Material supplied Block Start
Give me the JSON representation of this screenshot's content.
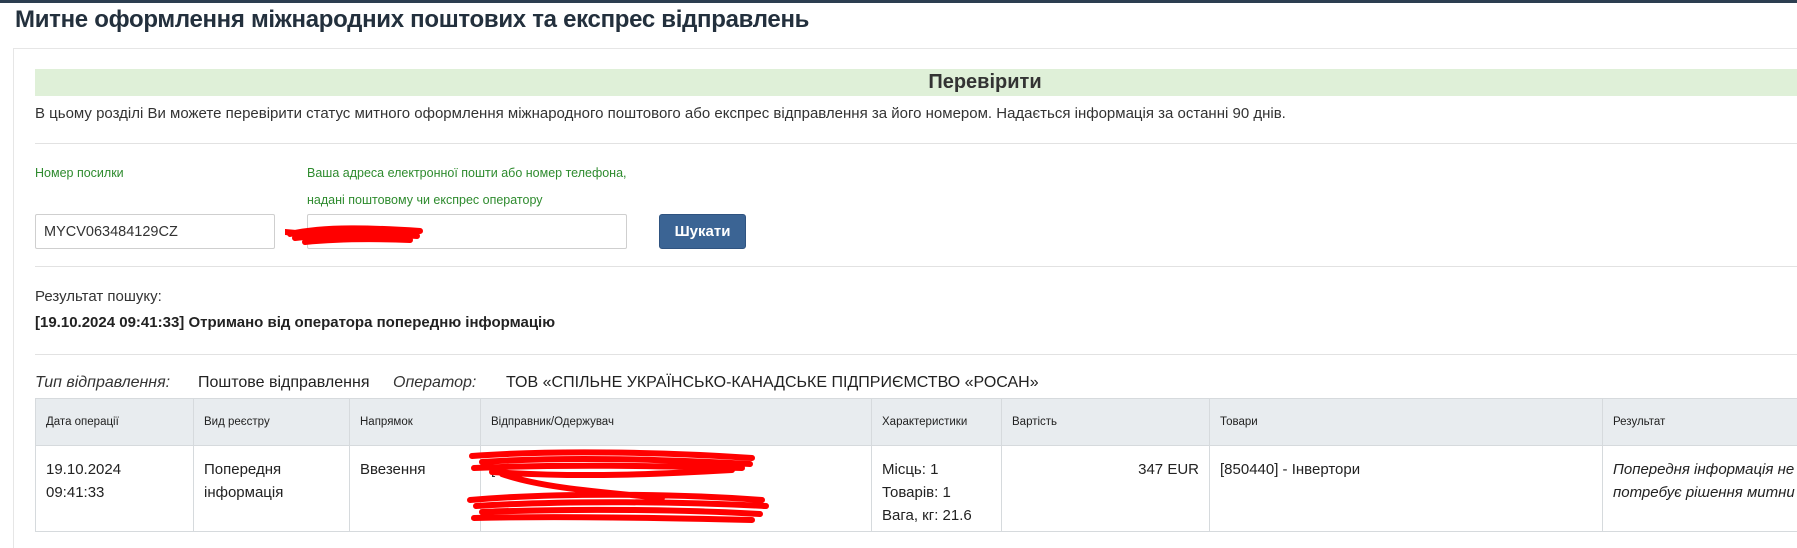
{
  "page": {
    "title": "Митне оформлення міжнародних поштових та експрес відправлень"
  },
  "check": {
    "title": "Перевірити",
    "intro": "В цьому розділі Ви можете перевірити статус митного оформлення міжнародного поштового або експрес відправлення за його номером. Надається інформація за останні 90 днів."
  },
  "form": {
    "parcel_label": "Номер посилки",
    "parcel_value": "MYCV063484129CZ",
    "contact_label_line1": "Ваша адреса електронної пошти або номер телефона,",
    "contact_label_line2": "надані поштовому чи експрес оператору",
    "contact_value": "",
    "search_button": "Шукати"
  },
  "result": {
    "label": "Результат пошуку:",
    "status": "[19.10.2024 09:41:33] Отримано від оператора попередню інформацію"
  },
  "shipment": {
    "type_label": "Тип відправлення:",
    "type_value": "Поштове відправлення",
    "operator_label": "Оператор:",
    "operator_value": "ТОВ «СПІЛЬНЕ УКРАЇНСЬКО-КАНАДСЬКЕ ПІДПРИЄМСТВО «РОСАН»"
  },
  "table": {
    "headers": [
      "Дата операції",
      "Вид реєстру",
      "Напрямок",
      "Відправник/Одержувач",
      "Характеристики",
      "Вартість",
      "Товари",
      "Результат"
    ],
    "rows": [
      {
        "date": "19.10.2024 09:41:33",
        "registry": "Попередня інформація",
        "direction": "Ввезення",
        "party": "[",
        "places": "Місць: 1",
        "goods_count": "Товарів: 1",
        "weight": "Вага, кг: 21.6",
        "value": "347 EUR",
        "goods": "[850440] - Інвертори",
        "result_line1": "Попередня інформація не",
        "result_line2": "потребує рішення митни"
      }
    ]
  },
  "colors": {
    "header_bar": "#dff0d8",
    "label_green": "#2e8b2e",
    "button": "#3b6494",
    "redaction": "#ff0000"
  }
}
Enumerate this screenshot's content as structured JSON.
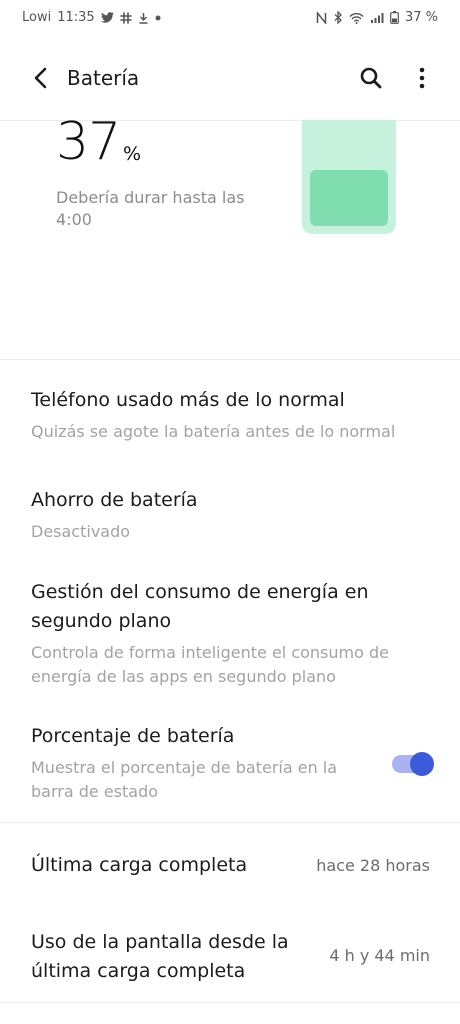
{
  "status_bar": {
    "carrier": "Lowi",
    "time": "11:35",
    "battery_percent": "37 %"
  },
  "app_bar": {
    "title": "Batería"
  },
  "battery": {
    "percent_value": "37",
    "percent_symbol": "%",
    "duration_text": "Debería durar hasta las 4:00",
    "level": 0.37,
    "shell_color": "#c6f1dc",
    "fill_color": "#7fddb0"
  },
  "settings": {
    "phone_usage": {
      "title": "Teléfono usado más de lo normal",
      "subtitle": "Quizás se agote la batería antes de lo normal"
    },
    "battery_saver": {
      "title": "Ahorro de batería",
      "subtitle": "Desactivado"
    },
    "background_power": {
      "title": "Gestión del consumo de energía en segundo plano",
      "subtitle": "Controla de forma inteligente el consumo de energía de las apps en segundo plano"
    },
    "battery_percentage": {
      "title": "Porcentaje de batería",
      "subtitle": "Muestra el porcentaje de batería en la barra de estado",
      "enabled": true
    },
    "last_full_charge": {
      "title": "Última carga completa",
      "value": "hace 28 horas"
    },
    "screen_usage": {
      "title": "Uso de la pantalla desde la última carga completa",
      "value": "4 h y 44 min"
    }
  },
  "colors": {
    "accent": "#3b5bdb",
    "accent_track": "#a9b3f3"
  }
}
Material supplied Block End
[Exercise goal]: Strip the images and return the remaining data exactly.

[Result of this exercise]:
Give me the JSON representation of this screenshot's content.
{
  "page": {
    "title": "Митне оформлення міжнародних поштових та експрес відправлень"
  },
  "check": {
    "title": "Перевірити",
    "intro": "В цьому розділі Ви можете перевірити статус митного оформлення міжнародного поштового або експрес відправлення за його номером. Надається інформація за останні 90 днів."
  },
  "form": {
    "parcel_label": "Номер посилки",
    "parcel_value": "MYCV063484129CZ",
    "contact_label_line1": "Ваша адреса електронної пошти або номер телефона,",
    "contact_label_line2": "надані поштовому чи експрес оператору",
    "contact_value": "",
    "search_button": "Шукати"
  },
  "result": {
    "label": "Результат пошуку:",
    "status": "[19.10.2024 09:41:33] Отримано від оператора попередню інформацію"
  },
  "shipment": {
    "type_label": "Тип відправлення:",
    "type_value": "Поштове відправлення",
    "operator_label": "Оператор:",
    "operator_value": "ТОВ «СПІЛЬНЕ УКРАЇНСЬКО-КАНАДСЬКЕ ПІДПРИЄМСТВО «РОСАН»"
  },
  "table": {
    "headers": [
      "Дата операції",
      "Вид реєстру",
      "Напрямок",
      "Відправник/Одержувач",
      "Характеристики",
      "Вартість",
      "Товари",
      "Результат"
    ],
    "rows": [
      {
        "date": "19.10.2024 09:41:33",
        "registry": "Попередня інформація",
        "direction": "Ввезення",
        "party": "[",
        "places": "Місць: 1",
        "goods_count": "Товарів: 1",
        "weight": "Вага, кг: 21.6",
        "value": "347 EUR",
        "goods": "[850440] - Інвертори",
        "result_line1": "Попередня інформація не",
        "result_line2": "потребує рішення митни"
      }
    ]
  },
  "colors": {
    "header_bar": "#dff0d8",
    "label_green": "#2e8b2e",
    "button": "#3b6494",
    "redaction": "#ff0000"
  }
}
Enumerate this screenshot's content as structured JSON.
{
  "status_bar": {
    "carrier": "Lowi",
    "time": "11:35",
    "battery_percent": "37 %"
  },
  "app_bar": {
    "title": "Batería"
  },
  "battery": {
    "percent_value": "37",
    "percent_symbol": "%",
    "duration_text": "Debería durar hasta las 4:00",
    "level": 0.37,
    "shell_color": "#c6f1dc",
    "fill_color": "#7fddb0"
  },
  "settings": {
    "phone_usage": {
      "title": "Teléfono usado más de lo normal",
      "subtitle": "Quizás se agote la batería antes de lo normal"
    },
    "battery_saver": {
      "title": "Ahorro de batería",
      "subtitle": "Desactivado"
    },
    "background_power": {
      "title": "Gestión del consumo de energía en segundo plano",
      "subtitle": "Controla de forma inteligente el consumo de energía de las apps en segundo plano"
    },
    "battery_percentage": {
      "title": "Porcentaje de batería",
      "subtitle": "Muestra el porcentaje de batería en la barra de estado",
      "enabled": true
    },
    "last_full_charge": {
      "title": "Última carga completa",
      "value": "hace 28 horas"
    },
    "screen_usage": {
      "title": "Uso de la pantalla desde la última carga completa",
      "value": "4 h y 44 min"
    }
  },
  "colors": {
    "accent": "#3b5bdb",
    "accent_track": "#a9b3f3"
  }
}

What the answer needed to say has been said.